Continuing from Wednesday's post, here's what Nancy Pearcey had to say in Saving Leonardo about the effect the Christian worldview had on Galileo's scientific advances:
The Greeks’ view of the nature of the universe held them back from scientific discovery, but Kepler’s Christian view drove him on towards science.
Our culture needs to sit down and seriously think through some questions about what it means to be a human being. And I don’t just mean the question, “When do rights begin in a human life?” I mean the big ones: What are we? What is the good life? Is the highest good the manufacturing of a “perfect” life, designed according to our specifications—one where every risk and difficulty is removed, even if at great expense to the life and liberty of others?
Stephen Meyer on whether or not it can be valid to infer a mind as an explanation of causation, from a recent dialogue on Unbelievable:

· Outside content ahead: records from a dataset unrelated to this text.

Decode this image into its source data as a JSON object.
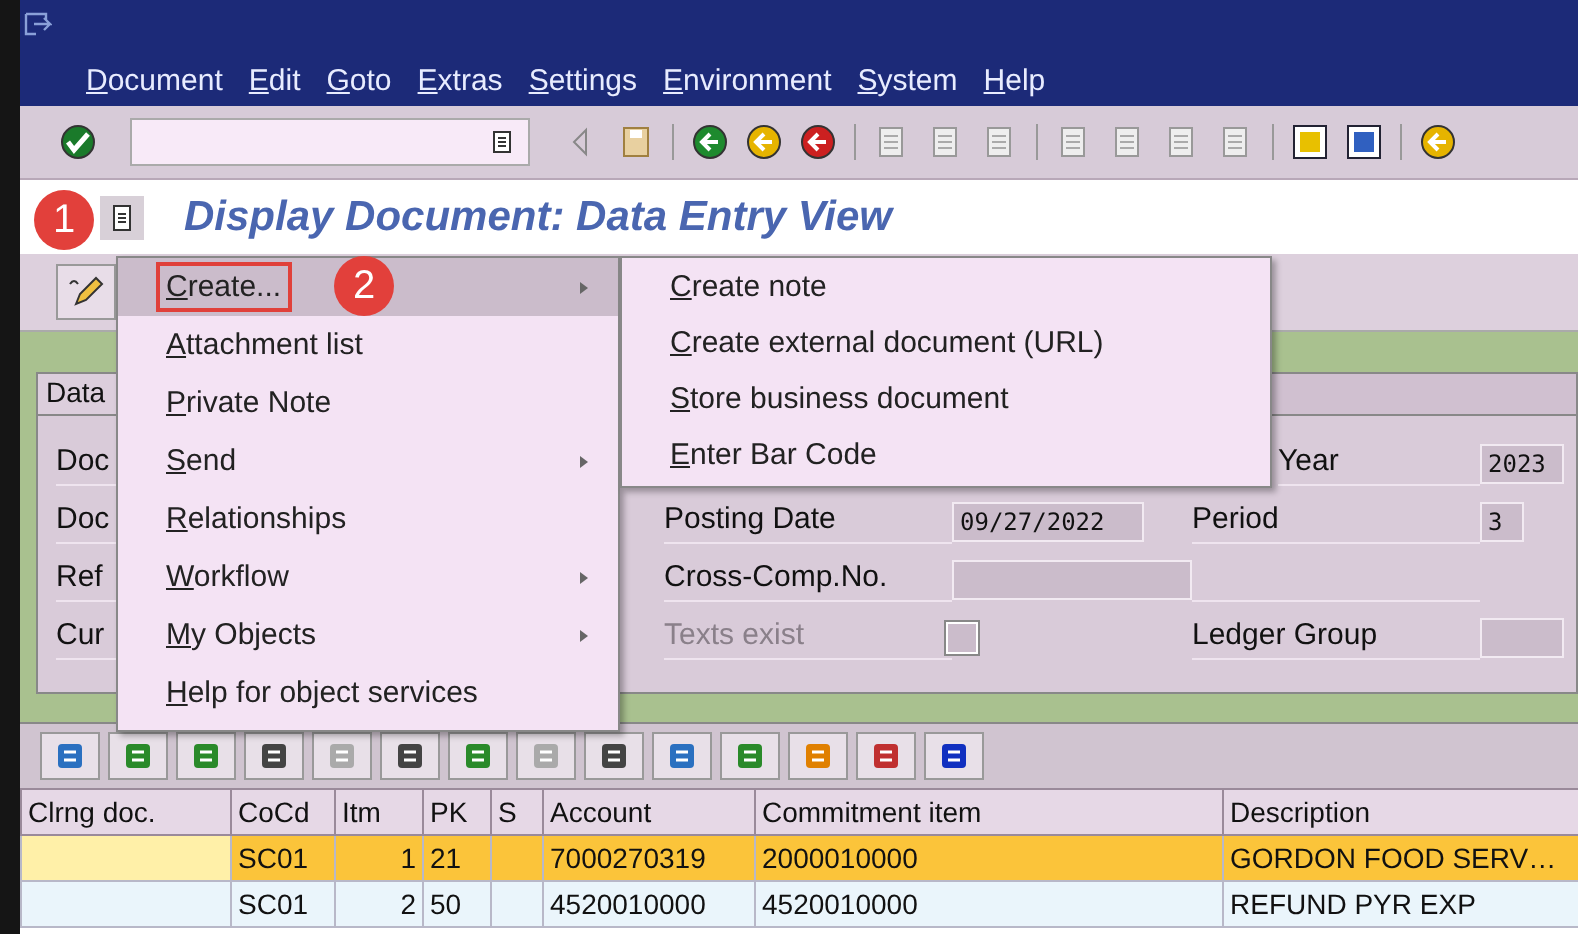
{
  "menu_bar": [
    "Document",
    "Edit",
    "Goto",
    "Extras",
    "Settings",
    "Environment",
    "System",
    "Help"
  ],
  "title": "Display Document: Data Entry View",
  "callouts": [
    "1",
    "2"
  ],
  "context_menu": {
    "items": [
      {
        "label": "Create...",
        "submenu": true,
        "selected": true,
        "outlined": true
      },
      {
        "label": "Attachment list",
        "submenu": false,
        "selected": false,
        "outlined": false
      },
      {
        "label": "Private Note",
        "submenu": false,
        "selected": false,
        "outlined": false
      },
      {
        "label": "Send",
        "submenu": true,
        "selected": false,
        "outlined": false
      },
      {
        "label": "Relationships",
        "submenu": false,
        "selected": false,
        "outlined": false
      },
      {
        "label": "Workflow",
        "submenu": true,
        "selected": false,
        "outlined": false
      },
      {
        "label": "My Objects",
        "submenu": true,
        "selected": false,
        "outlined": false
      },
      {
        "label": "Help for object services",
        "submenu": false,
        "selected": false,
        "outlined": false
      }
    ]
  },
  "submenu": {
    "items": [
      "Create note",
      "Create external document (URL)",
      "Store business document",
      "Enter Bar Code"
    ]
  },
  "form": {
    "tab": "Data",
    "rows": [
      {
        "left": "Doc",
        "label_2": "Year",
        "field_2": {
          "kind": "input",
          "value": "2023"
        }
      },
      {
        "left": "Doc",
        "label_1": "Posting Date",
        "field_1": {
          "kind": "input",
          "value": "09/27/2022"
        },
        "label_2": "Period",
        "field_2": {
          "kind": "input",
          "value": "3"
        }
      },
      {
        "left": "Ref",
        "label_1": "Cross-Comp.No.",
        "field_1": {
          "kind": "input"
        }
      },
      {
        "left": "Cur",
        "label_1": "Texts exist",
        "label_1_disabled": true,
        "field_1": {
          "kind": "checkbox",
          "checked": false
        },
        "label_2": "Ledger Group",
        "field_2": {
          "kind": "input"
        }
      }
    ]
  },
  "table": {
    "columns": [
      "Clrng doc.",
      "CoCd",
      "Itm",
      "PK",
      "S",
      "Account",
      "Commitment item",
      "Description"
    ],
    "rows": [
      {
        "selected": true,
        "cells": [
          "",
          "SC01",
          "1",
          "21",
          "",
          "7000270319",
          "2000010000",
          "GORDON FOOD SERV…"
        ]
      },
      {
        "selected": false,
        "cells": [
          "",
          "SC01",
          "2",
          "50",
          "",
          "4520010000",
          "4520010000",
          "REFUND PYR EXP"
        ]
      }
    ]
  }
}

In an Unbelievable podcast discussing the question, "What was the primary cause of Nazi ideology—Darwinism or Christian anti-Semitism?" a listener asked, "Has Darwinism become prescriptive? When did this happen?"
New Scientist reports that University College London has published online what remains of Kantsaywhere, a novel by Darwin's cousin and eugenics-promoter, Francis Galton. Most of the book was destroyed by Galton's family after his death, and this article by Michael Marshall explains why:
Casey Luskin reviewed Richard Dawkins's new children's science book, The Magic of Reality over at Evolution News and Views. Here's a brief summary excerpt:
Is theistic evolution compatible with a historical Adam and Eve?
Is evolution compatible with Christianity? If Christians believe in evolution, what do we do with imago dei?